According to old account books kept by the Colonel and found many years later, the cost of making and delivering the cheese was $1200. Four more large cheeses, each of 700 pounds were manufactured and delivered to Vice-President Van Buren, Governor Marcy and the Mayors of New York City and Rochester.

Stories of the Big Cheese can be found in several books, one written by Hayes Johnson 'The Working White House' and the 'White House Diary' by Henrietta Nesbitt who was FDR's housekeeper. Also, Oswego City Historian Rosemary Nesbitt wrote a book on the big cheese for children years ago and Helen Hastings included this story in the Northern New York History book she wrote.

A historic marker was placed in 2009 the site of Colonel Meacham's Big Cheese. The marker is on the Rohrmoser farm on Rt. 11 south of the village. It reads: 'In 1835 Colonel Thomas Meacham (1795-1847), on his farm on this site, created a 1400 pound, 11 feet, round cheese as a gift to President Andrew Jackson. An immense cheese-hoop and press were constructed and the milk from 150 cows was turned into curd. For five successive days it was piled into the great hoop. - It was then conveyed by boat via Oswego, Syracuse, Erie Canal, Albany, New York City and reached Washington in time for George Washington's birthday, February 22, 1836 when all the people of Washington were invited to eat cheese.'

Sandy Creek History Center presents: Chasing Trains - The History of Rail City - by Bob Groman - Saturday June 4 at Sandy Creek Town Hall at 7PM - a fascinating one hour presentation! Free to the public, refreshments will be served.
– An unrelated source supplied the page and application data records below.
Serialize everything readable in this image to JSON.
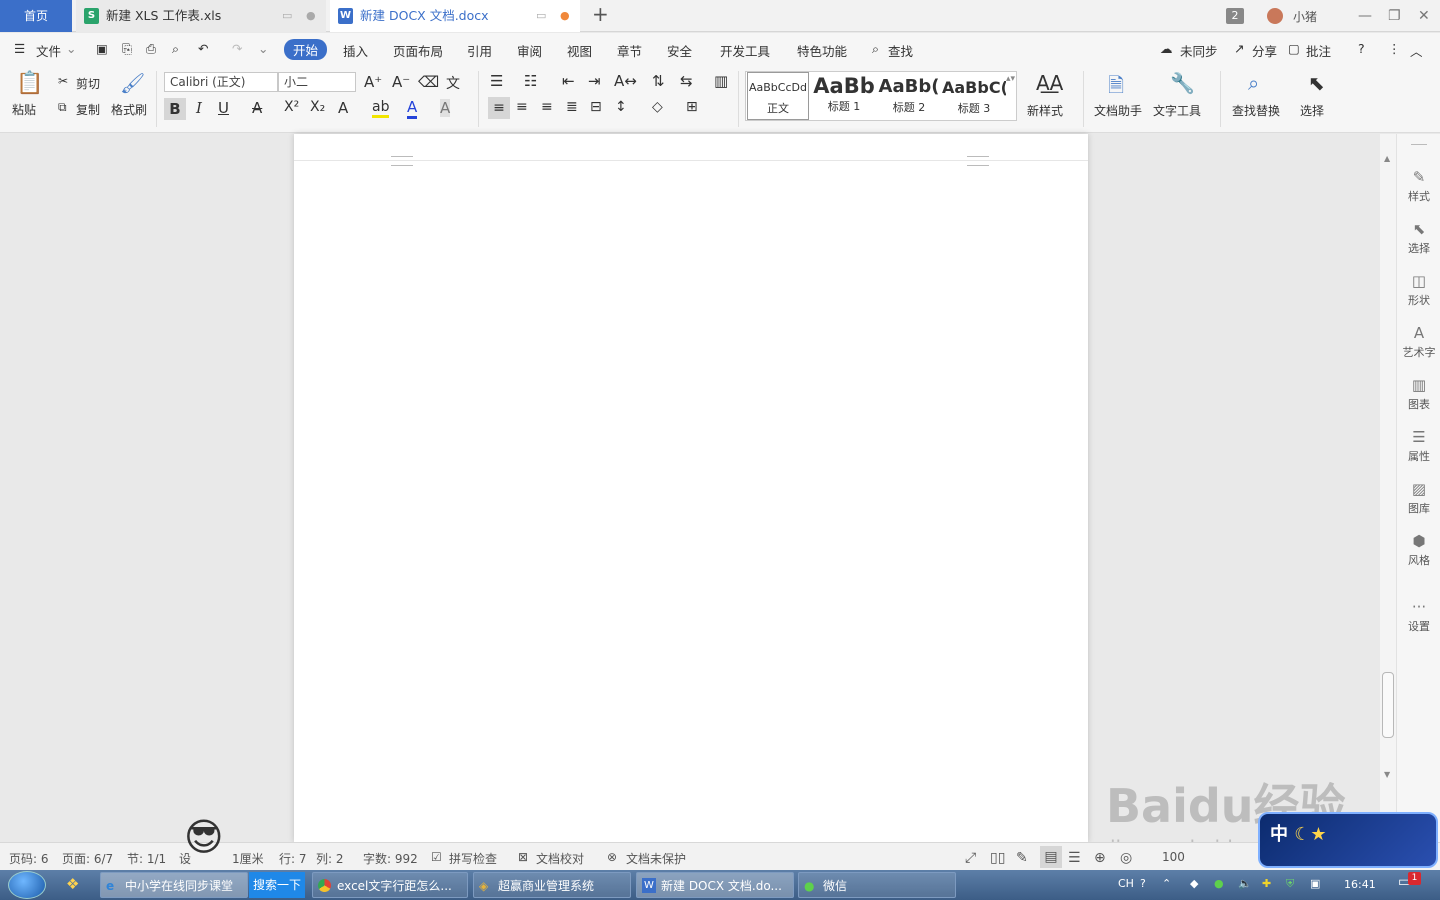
{
  "tabs": {
    "home": "首页",
    "xls": "新建 XLS 工作表.xls",
    "docx": "新建 DOCX 文档.docx",
    "notify_count": "2",
    "user": "小猪"
  },
  "menu": {
    "file": "文件",
    "items": [
      "开始",
      "插入",
      "页面布局",
      "引用",
      "审阅",
      "视图",
      "章节",
      "安全",
      "开发工具",
      "特色功能"
    ],
    "find": "查找",
    "sync": "未同步",
    "share": "分享",
    "comment": "批注"
  },
  "ribbon": {
    "paste": "粘贴",
    "cut": "剪切",
    "copy": "复制",
    "format_painter": "格式刷",
    "font": "Calibri (正文)",
    "size": "小二",
    "styles": [
      {
        "preview": "AaBbCcDd",
        "label": "正文"
      },
      {
        "preview": "AaBb",
        "label": "标题 1"
      },
      {
        "preview": "AaBb(",
        "label": "标题 2"
      },
      {
        "preview": "AaBbC(",
        "label": "标题 3"
      }
    ],
    "new_style": "新样式",
    "doc_helper": "文档助手",
    "text_tools": "文字工具",
    "find_replace": "查找替换",
    "select": "选择"
  },
  "sidebar": [
    "样式",
    "选择",
    "形状",
    "艺术字",
    "图表",
    "属性",
    "图库",
    "风格",
    "设置"
  ],
  "status": {
    "page_num": "页码: 6",
    "pages": "页面: 6/7",
    "section": "节: 1/1",
    "setting": "设",
    "cm": "1厘米",
    "row": "行: 7",
    "col": "列: 2",
    "words": "字数: 992",
    "spell": "拼写检查",
    "proof": "文档校对",
    "protect": "文档未保护",
    "zoom": "100"
  },
  "taskbar": {
    "items": [
      "中小学在线同步课堂",
      "excel文字行距怎么...",
      "超赢商业管理系统",
      "新建 DOCX 文档.do...",
      "微信"
    ],
    "search": "搜索一下",
    "lang": "CH",
    "time": "16:41",
    "badge": "1"
  },
  "watermark": {
    "brand": "Baidu经验",
    "url": "jingyan.baidu.com"
  }
}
Charlene Cole
Sandy Creek/Lacona Historian
1992 Harwood Drive
Sandy Creek, NY 13145
315-387-5456 x7
office hours: Friday 9am to 2pm